**How to complete this task**
An exact copy of every entry is needed, without the pictures.
[Records for the exercise Boundary: Start]
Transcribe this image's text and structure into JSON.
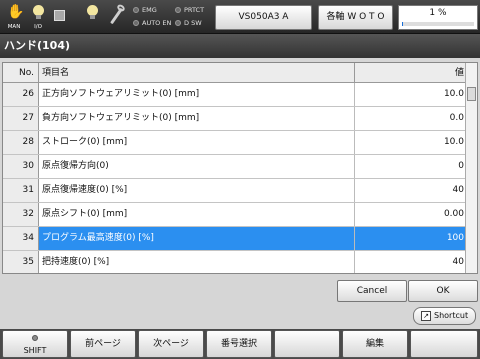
{
  "statusbar": {
    "man_label": "MAN",
    "io_label": "I/O",
    "emg_label": "EMG",
    "auto_en_label": "AUTO EN",
    "prtct_label": "PRTCT",
    "dsw_label": "D SW",
    "robot_button": "VS050A3 A",
    "axis_button": "各軸  W O T O",
    "speed_text": "1 %",
    "speed_percent": 1,
    "accent_color": "#1a6fd8"
  },
  "title": "ハンド(104)",
  "table": {
    "header": {
      "no": "No.",
      "name": "項目名",
      "value": "値"
    },
    "rows": [
      {
        "no": "26",
        "name": "正方向ソフトウェアリミット(0) [mm]",
        "value": "10.0"
      },
      {
        "no": "27",
        "name": "負方向ソフトウェアリミット(0) [mm]",
        "value": "0.0"
      },
      {
        "no": "28",
        "name": "ストローク(0) [mm]",
        "value": "10.0"
      },
      {
        "no": "30",
        "name": "原点復帰方向(0)",
        "value": "0"
      },
      {
        "no": "31",
        "name": "原点復帰速度(0) [%]",
        "value": "40"
      },
      {
        "no": "32",
        "name": "原点シフト(0) [mm]",
        "value": "0.00"
      },
      {
        "no": "34",
        "name": "プログラム最高速度(0) [%]",
        "value": "100"
      },
      {
        "no": "35",
        "name": "把持速度(0) [%]",
        "value": "40"
      }
    ],
    "selected_index": 6,
    "selection_color": "#2b8ff0"
  },
  "dialog": {
    "cancel": "Cancel",
    "ok": "OK",
    "shortcut": "Shortcut"
  },
  "function_keys": [
    "SHIFT",
    "前ページ",
    "次ページ",
    "番号選択",
    "",
    "編集",
    ""
  ]
}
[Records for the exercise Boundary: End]
**The answer**
Transcribe this image's text and structure into JSON.
{
  "statusbar": {
    "man_label": "MAN",
    "io_label": "I/O",
    "emg_label": "EMG",
    "auto_en_label": "AUTO EN",
    "prtct_label": "PRTCT",
    "dsw_label": "D SW",
    "robot_button": "VS050A3 A",
    "axis_button": "各軸  W O T O",
    "speed_text": "1 %",
    "speed_percent": 1,
    "accent_color": "#1a6fd8"
  },
  "title": "ハンド(104)",
  "table": {
    "header": {
      "no": "No.",
      "name": "項目名",
      "value": "値"
    },
    "rows": [
      {
        "no": "26",
        "name": "正方向ソフトウェアリミット(0) [mm]",
        "value": "10.0"
      },
      {
        "no": "27",
        "name": "負方向ソフトウェアリミット(0) [mm]",
        "value": "0.0"
      },
      {
        "no": "28",
        "name": "ストローク(0) [mm]",
        "value": "10.0"
      },
      {
        "no": "30",
        "name": "原点復帰方向(0)",
        "value": "0"
      },
      {
        "no": "31",
        "name": "原点復帰速度(0) [%]",
        "value": "40"
      },
      {
        "no": "32",
        "name": "原点シフト(0) [mm]",
        "value": "0.00"
      },
      {
        "no": "34",
        "name": "プログラム最高速度(0) [%]",
        "value": "100"
      },
      {
        "no": "35",
        "name": "把持速度(0) [%]",
        "value": "40"
      }
    ],
    "selected_index": 6,
    "selection_color": "#2b8ff0"
  },
  "dialog": {
    "cancel": "Cancel",
    "ok": "OK",
    "shortcut": "Shortcut"
  },
  "function_keys": [
    "SHIFT",
    "前ページ",
    "次ページ",
    "番号選択",
    "",
    "編集",
    ""
  ]
}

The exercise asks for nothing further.